Gameplay- A Souls-like with Style
In a game with so many different genres, it can be difficult to piece them together in the right way, but Biomass manages it very well. The leading achievement of the game has to be its combat system. Being a Souls-like game, combat is key, as you’ll be facing off against many powerful foes. The combat here seems simple at first. Each mouse button controls one of two weapons you can use at a time. The middle wheel uses items, and that’s about all there is to it. But as you progress through the game, defeating bosses, you’ll gain new and more powerful weapons and items.
The combinations you can give yourself with two weapons and three items available at once offers a surprising amount of strategy. The controls also felt very tight and precise. When I would lose a fight, I never felt cheated by the game because I felt in control the whole time. The difficulty of the bosses made that very important. Each boss is extremely hard to defeat, but when you do win, it makes the feeling of accomplishment even better.
But even with the excellent combat system, a few gameplay elements did miss the mark. The biggest issue is the presence of a few bugs that still need to be worked out of the system. Even a few boss battles had glitches that helped me win much easier than I should have. Other bosses, I was able to take down easily because of a particular weapon that seemed far too powerful. When not using the weapon, I couldn’t come close to winning. But with it, I felled the beasts in a few seconds. The weapon in question saved my hide much better than any other, which is why I feel it’s unbalanced compared to the rest of the game.
Graphics and Audio- Elegantly Simple
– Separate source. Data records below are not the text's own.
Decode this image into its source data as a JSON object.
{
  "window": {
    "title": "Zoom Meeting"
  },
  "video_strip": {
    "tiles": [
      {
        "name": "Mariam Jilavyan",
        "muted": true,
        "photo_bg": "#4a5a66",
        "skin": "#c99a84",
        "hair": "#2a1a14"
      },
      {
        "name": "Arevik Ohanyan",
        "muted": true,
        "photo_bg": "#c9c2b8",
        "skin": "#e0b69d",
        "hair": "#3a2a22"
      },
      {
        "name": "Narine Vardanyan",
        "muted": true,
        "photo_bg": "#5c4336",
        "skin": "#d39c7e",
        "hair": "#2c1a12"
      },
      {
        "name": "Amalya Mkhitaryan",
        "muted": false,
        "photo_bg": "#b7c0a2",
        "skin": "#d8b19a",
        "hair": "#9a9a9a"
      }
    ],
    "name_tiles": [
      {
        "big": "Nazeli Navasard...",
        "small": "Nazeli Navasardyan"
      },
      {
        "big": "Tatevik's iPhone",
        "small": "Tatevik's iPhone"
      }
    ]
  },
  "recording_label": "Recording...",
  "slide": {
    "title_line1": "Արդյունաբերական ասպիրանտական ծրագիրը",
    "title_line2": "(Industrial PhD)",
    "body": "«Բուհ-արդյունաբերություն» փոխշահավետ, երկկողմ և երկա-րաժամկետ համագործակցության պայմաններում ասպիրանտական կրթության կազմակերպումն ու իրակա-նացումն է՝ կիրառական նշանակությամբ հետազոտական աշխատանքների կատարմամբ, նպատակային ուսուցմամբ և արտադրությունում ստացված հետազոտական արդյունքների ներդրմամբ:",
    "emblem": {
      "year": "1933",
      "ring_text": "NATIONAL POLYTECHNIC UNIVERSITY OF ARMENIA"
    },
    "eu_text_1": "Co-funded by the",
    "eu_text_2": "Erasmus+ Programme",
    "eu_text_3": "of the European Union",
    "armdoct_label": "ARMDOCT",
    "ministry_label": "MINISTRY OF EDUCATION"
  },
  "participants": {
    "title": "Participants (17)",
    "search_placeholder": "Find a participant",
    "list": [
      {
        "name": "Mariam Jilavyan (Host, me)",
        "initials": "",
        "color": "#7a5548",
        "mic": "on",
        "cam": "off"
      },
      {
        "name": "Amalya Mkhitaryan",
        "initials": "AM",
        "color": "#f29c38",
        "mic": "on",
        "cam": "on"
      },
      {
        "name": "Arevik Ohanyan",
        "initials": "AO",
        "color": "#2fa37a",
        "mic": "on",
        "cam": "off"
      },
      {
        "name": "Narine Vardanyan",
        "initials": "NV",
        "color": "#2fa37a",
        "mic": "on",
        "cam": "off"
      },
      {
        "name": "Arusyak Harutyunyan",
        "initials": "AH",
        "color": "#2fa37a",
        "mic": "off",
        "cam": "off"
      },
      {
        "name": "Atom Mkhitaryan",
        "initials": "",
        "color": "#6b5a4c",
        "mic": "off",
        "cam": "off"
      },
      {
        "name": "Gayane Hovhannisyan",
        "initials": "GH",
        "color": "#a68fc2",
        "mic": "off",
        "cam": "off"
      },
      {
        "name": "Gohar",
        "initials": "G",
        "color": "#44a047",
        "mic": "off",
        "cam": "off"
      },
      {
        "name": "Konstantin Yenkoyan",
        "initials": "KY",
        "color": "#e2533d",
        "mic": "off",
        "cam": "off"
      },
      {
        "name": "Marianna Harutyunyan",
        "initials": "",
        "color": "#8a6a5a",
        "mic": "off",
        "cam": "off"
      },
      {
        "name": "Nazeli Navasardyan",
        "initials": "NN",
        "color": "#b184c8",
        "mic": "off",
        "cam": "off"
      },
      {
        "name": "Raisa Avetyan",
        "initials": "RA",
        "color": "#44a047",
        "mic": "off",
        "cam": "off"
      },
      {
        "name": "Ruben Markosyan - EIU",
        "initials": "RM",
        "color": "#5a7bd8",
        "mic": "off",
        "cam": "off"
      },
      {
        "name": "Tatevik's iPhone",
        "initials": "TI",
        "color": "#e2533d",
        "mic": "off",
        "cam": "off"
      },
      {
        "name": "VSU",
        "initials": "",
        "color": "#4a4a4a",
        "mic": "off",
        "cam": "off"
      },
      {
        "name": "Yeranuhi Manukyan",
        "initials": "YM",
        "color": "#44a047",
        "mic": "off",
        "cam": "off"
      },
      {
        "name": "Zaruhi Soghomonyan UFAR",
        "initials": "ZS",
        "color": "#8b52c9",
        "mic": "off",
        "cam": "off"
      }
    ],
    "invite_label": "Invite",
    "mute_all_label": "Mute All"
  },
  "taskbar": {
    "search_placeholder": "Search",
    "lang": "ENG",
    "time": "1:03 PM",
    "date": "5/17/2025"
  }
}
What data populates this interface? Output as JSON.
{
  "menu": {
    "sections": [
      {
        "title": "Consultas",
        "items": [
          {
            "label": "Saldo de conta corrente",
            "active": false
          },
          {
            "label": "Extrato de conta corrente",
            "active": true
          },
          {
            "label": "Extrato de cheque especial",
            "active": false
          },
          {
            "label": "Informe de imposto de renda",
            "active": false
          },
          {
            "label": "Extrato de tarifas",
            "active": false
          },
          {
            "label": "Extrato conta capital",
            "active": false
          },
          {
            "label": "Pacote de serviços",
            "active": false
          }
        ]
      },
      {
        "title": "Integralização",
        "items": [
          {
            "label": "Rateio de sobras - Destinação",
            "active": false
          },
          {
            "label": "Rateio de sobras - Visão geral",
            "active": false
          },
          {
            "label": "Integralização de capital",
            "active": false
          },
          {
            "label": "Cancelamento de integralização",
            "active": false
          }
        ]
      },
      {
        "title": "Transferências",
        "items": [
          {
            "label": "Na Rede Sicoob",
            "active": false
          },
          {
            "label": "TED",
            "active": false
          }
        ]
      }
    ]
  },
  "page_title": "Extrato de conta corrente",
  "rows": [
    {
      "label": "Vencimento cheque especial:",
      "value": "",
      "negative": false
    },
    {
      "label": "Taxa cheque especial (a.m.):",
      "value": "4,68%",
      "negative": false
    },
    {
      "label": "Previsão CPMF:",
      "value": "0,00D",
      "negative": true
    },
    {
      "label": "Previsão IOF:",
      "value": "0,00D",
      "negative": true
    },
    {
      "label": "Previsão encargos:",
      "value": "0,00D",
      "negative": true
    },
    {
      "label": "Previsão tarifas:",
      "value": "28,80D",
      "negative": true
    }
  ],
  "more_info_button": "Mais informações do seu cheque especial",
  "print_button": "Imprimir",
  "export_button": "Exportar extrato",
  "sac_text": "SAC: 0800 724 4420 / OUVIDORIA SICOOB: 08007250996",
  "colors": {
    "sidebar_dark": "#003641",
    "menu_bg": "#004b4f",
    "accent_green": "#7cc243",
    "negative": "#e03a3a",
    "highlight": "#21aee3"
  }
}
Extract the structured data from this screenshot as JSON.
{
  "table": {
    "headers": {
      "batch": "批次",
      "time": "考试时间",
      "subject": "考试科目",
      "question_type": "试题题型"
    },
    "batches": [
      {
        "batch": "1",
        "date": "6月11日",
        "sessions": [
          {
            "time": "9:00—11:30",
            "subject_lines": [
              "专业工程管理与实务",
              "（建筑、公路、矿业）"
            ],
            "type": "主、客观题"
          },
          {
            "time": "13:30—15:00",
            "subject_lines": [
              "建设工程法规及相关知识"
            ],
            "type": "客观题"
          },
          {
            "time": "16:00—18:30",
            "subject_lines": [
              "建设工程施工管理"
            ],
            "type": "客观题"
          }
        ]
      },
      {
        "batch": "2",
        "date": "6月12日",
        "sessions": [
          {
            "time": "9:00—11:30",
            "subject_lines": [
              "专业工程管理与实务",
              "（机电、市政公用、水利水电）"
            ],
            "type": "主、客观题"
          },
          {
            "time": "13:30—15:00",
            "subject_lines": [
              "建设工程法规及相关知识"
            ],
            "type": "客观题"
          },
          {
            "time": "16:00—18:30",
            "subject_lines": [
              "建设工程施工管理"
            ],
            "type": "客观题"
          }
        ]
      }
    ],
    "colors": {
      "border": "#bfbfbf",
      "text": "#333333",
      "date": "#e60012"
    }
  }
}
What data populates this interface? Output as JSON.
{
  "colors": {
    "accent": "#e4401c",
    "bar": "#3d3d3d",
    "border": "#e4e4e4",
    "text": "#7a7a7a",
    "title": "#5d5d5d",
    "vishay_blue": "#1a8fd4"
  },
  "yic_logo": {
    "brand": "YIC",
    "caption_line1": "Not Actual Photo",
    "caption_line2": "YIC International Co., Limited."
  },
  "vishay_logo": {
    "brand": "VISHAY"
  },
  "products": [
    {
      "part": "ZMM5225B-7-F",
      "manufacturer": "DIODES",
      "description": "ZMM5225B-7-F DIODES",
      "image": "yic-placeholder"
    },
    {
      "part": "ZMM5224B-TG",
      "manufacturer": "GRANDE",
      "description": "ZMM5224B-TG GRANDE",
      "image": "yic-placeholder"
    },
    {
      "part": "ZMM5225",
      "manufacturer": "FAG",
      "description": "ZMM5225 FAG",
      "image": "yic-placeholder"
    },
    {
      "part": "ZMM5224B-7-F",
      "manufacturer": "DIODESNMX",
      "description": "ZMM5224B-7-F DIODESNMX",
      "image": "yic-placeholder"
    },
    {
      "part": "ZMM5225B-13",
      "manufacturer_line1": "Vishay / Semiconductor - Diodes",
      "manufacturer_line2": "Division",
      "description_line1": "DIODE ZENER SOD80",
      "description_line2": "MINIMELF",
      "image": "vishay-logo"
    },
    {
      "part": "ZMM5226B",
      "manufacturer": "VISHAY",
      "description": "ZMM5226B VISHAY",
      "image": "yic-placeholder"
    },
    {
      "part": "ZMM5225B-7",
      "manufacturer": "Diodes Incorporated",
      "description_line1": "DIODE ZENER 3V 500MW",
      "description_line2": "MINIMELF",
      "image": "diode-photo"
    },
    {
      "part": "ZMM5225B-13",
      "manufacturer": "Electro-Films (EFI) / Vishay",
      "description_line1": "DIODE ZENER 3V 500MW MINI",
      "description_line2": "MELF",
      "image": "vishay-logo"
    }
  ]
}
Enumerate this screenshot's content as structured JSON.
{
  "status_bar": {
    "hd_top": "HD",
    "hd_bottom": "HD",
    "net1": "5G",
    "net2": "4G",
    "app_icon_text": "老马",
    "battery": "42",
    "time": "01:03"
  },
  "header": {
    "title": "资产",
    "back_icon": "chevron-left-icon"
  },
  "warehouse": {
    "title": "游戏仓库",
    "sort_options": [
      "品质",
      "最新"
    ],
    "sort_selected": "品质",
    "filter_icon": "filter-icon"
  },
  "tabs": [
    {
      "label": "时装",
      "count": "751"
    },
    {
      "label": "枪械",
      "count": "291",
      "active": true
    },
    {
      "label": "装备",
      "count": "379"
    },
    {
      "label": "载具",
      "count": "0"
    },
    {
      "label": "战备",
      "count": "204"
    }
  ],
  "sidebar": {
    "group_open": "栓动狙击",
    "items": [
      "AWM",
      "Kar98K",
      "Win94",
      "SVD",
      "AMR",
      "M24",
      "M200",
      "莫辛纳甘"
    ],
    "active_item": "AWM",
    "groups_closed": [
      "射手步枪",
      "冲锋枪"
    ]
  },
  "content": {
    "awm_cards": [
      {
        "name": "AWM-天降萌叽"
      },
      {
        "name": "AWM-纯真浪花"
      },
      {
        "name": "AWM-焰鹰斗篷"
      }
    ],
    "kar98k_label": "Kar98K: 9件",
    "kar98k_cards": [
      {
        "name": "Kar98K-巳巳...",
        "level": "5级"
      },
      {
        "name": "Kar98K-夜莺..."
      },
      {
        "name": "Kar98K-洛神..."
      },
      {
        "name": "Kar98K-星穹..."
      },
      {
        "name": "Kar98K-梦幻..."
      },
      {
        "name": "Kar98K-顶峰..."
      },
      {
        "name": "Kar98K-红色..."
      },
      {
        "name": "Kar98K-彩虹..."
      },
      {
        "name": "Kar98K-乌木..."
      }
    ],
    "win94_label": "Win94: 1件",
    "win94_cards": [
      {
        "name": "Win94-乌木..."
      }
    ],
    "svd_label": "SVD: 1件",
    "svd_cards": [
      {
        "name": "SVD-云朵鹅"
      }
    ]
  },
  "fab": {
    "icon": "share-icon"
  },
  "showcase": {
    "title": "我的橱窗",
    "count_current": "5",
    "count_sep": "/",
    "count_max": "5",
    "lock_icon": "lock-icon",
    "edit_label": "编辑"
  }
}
The pixel art style of the game can be simple at times but is very expressive when it needs to be. One great aspect of pixel art is that it allows the player to see what they need to, and nothing more. Biomass uses this technique to great effect. This also helps the creatures in the game stand out. They feel otherworldly by design, but the pixel technique gives a unique touch. Their depiction gives them a feeling of literally being rough around the edges. The animation of those pixels takes things a step further, showing distortions and alien-like powers in a way I haven’t seen before. A few animation sequences even left me stunned.
The music is also used very well, but somewhat sparingly. Most of the game has a simple background track. It fits the locations well, but it’s nothing that really stands out. But when bosses arrive or important events happen, the music changes to accompany it. The battle music fading out into the more subtle background gives the fights a realistic feeling of winding down when they’re over. There was also a point where the music changed from high energy to nothing at all. The contrast heightened the eerie ambiance, and therefore the experience of being there.
I reviewed Biomass on PC via a key received from Final Scene dev.